Ghomeshi, in turn, posted a lengthy Facebook post denying the accusations as “false allegations pursued by a jilted ex-girlfriend and a freelance writer” and suggests that the CBC fired him simply because they were uncomfortable with him enjoying BDSM in his private life. He’s suing the CBC for $55 million.

Not knowing anything about Ghomeshi or his work, I don’t really have much to say about whether he’s right or wrong (although—speaking purely from a PR perspective—he seriously did himself no favors with that lame, self-martyring Facebook post, which almost sounds like he’s humblebragging about how crazy his sex life is). But I did want to point out this line in the Toronto Star’s story, published on Oct. 26, emphasis mine:

The Star’s interviews of the women were lengthy. The women, all educated and employed, said Ghomeshi’s actions shocked them.

Many people have pointed out how unsettling it is that the Toronto Star decided that the education and employment status of the women is germane to the discussion of possible sexual violence committed against them.

It’s easy to understand why the reporters decided to include it (and why their editor decided to keep it in): it was a way to preemptively answer questions about the women’s credibility. By mentioning that they’re educated and employed, it signals that these women have less reason to lie—they have careers that they presumably wouldn’t jeopardize with dishonesty. And because they have educations, their careers are likely ones that pay reasonably well, so these women probably aren’t necessarily planning to profit off their allegations. “All educated and employed” was the Star’s way of saying, in essence, “It’s not what you’re thinking—take them seriously!”

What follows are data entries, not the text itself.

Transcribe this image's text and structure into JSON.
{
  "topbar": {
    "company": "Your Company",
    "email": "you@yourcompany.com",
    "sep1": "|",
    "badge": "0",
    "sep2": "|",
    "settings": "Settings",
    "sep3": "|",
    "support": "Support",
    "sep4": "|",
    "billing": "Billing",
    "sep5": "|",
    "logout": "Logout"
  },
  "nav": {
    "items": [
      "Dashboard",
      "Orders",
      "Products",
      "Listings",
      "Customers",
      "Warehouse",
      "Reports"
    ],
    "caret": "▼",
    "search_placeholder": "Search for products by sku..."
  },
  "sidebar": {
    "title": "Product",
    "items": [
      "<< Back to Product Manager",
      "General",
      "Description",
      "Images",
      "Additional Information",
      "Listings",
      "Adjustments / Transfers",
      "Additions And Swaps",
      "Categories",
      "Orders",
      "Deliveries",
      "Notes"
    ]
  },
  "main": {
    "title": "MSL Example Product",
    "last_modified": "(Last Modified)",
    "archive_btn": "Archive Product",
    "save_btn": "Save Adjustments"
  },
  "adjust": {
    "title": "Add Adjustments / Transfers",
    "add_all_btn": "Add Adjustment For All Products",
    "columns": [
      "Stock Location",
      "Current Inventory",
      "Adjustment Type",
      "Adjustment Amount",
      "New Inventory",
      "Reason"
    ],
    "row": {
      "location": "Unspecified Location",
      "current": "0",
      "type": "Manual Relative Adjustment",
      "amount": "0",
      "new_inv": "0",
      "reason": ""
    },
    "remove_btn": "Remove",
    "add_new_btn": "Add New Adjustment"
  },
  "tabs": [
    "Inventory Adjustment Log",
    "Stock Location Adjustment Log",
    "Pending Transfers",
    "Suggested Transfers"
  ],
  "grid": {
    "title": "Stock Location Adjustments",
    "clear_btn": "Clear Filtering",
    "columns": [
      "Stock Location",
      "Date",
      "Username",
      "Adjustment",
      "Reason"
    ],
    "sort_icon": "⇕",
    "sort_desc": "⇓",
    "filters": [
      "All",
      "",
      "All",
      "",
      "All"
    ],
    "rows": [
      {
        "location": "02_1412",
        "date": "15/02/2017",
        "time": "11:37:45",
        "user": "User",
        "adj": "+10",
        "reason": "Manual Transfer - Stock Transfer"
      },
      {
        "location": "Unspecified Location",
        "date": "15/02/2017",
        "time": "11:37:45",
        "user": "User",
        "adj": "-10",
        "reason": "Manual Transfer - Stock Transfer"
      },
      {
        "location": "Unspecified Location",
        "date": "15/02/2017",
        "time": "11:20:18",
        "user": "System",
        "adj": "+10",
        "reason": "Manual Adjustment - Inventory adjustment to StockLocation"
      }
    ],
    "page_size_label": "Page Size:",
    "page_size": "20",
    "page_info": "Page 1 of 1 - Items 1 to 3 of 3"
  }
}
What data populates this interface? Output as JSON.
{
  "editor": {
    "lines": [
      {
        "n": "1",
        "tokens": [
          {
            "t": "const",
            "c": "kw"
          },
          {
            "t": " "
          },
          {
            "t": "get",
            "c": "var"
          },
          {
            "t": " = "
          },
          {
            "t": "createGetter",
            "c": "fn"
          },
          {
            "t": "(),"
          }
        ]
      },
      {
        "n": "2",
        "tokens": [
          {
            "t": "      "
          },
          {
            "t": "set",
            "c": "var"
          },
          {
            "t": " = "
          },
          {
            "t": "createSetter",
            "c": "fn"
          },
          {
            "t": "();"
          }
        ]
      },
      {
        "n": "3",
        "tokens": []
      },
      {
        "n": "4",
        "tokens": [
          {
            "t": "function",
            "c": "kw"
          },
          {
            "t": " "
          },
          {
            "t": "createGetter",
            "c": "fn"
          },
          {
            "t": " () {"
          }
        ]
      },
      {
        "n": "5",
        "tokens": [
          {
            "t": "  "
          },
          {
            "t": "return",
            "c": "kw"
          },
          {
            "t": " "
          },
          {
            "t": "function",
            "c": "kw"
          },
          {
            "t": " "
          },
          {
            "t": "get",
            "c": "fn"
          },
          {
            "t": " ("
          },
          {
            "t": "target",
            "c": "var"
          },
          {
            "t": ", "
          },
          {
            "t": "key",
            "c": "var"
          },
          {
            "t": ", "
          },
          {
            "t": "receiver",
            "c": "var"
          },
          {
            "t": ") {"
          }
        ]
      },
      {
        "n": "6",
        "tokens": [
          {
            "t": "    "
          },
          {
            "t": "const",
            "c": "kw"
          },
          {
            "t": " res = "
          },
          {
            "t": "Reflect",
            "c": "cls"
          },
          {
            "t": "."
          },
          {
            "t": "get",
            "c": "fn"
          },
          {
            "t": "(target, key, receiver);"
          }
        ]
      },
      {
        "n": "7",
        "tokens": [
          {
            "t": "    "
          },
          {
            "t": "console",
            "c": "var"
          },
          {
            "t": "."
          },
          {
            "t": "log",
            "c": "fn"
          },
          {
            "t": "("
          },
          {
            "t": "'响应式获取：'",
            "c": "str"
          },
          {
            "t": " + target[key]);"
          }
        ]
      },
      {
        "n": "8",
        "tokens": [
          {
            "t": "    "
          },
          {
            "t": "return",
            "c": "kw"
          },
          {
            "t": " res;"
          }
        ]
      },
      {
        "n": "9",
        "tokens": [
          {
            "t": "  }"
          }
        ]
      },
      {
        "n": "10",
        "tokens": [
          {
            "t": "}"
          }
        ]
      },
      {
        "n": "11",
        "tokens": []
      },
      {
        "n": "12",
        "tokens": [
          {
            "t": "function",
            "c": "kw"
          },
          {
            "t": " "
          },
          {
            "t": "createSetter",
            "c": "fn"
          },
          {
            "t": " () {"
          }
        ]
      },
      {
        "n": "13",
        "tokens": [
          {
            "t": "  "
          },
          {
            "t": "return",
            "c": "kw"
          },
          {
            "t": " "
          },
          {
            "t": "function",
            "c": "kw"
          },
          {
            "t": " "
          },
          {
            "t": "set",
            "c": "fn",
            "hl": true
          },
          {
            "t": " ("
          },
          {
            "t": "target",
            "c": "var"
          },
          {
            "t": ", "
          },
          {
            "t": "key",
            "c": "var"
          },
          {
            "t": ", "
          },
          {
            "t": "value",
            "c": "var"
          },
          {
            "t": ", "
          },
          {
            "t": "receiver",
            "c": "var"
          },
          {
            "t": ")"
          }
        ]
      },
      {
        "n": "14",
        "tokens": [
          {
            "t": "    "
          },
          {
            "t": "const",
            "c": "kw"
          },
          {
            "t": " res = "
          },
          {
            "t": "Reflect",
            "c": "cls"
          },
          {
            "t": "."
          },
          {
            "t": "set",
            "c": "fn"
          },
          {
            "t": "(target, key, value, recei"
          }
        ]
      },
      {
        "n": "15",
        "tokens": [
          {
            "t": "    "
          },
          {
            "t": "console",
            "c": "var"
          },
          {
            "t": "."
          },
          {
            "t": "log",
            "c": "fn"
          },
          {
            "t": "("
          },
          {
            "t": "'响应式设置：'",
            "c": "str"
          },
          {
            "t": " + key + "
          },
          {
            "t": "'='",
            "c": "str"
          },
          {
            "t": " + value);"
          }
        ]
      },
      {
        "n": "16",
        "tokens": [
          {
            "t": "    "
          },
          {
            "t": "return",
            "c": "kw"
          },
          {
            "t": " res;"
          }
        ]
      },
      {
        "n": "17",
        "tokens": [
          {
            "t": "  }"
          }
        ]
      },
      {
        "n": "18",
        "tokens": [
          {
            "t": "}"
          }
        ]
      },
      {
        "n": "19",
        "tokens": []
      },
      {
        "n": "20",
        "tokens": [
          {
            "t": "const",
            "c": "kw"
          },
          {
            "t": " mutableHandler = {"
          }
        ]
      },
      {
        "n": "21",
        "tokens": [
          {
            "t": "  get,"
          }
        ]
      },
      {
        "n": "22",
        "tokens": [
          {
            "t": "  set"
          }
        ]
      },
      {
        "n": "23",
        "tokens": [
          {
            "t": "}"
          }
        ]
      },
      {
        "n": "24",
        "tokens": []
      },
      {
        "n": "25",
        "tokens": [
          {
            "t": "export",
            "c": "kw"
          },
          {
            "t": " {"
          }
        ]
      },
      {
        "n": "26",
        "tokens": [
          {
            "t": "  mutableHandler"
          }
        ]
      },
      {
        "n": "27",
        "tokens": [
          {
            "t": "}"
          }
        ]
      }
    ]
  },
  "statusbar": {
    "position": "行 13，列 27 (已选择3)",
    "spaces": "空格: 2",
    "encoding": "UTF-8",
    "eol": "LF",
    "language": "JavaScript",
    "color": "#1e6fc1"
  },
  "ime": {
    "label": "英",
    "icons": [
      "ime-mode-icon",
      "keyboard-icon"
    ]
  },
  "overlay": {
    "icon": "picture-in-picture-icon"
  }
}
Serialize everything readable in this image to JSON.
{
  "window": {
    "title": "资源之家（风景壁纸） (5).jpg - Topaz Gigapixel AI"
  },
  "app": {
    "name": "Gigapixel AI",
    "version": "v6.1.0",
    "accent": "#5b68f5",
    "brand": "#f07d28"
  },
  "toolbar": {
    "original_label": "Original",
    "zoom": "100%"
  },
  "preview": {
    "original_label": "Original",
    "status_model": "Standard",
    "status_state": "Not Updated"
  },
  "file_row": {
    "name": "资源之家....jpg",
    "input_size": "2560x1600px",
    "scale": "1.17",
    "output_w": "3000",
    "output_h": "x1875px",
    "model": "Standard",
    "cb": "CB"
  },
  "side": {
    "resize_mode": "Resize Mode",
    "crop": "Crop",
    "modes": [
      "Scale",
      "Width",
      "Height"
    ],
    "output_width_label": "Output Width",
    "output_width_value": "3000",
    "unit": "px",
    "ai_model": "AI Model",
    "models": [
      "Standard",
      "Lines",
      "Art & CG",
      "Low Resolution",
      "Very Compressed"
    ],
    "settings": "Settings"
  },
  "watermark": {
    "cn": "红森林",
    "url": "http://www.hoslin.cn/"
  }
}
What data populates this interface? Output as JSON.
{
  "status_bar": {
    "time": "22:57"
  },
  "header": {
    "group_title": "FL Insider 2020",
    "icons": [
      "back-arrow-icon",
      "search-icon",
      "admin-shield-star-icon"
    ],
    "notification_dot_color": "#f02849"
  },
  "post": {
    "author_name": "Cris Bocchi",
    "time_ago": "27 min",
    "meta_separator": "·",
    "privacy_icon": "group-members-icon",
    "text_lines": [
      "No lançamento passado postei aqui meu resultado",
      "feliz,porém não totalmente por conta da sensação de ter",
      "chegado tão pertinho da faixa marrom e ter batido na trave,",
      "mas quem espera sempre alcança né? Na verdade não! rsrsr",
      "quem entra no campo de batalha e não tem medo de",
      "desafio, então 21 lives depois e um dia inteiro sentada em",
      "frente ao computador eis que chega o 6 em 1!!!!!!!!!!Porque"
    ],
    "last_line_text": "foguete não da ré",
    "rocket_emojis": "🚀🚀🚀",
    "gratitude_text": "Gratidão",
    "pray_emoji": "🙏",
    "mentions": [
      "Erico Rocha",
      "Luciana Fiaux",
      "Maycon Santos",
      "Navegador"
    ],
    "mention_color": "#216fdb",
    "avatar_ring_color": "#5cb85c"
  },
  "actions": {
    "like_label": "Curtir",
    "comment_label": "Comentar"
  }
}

If that is indeed the reasoning, it’s still incredibly depressing that the Star reporters figured enough of their readers would instinctively cast mental aspersions on the women that they felt compelled to head that off. It’s even more depressing to think that the reporters were right; I don’t doubt that there were some readers who were skeptical, came to that line, and subsequently gave the women’s stories a little more credence. And needless to say, the unspoken corollary—if these women weren’t educated or weren’t employed, then maybe it’d be okay to shrug them off—is pretty repugnant.

I don’t mean to bag on the Star reporters too much here; this sort of thing happens, in one form or another, all the time. A girl or a woman is the victim of sexual harassment, assault, or violence, and as a way of bolstering her credibility, we’re told why we should afford her, unlike some other victims, the benefit of the doubt:

  • She’s educated and employed.
  • She comes from a good family.
  • She doesn’t sleep around.
  • She didn’t wear slutty clothes.
  • She wasn’t drunk or high.
  • She never made these sorts of accusations before.
  • She doesn’t have any sort of troubled past or mental health issues.

If we keep codifying which women deserve the benefit of the doubt, what we’re really doing is helping potential rapists put together a profile of an ideal victim—that is, a victim who will have the hardest time getting people to take her seriously, or, more bluntly, a victim whom the rapist will have the greatest chance of getting away with raping. The notion of a woman being targeted specifically because she’s poor, uneducated, and unemployed, or specifically because she likes having sex, wearing sexy clothes, and drinking, or specifically because she’s been raped in her past or because she has a history of mental health issues is both horrifying and horrifying plausible.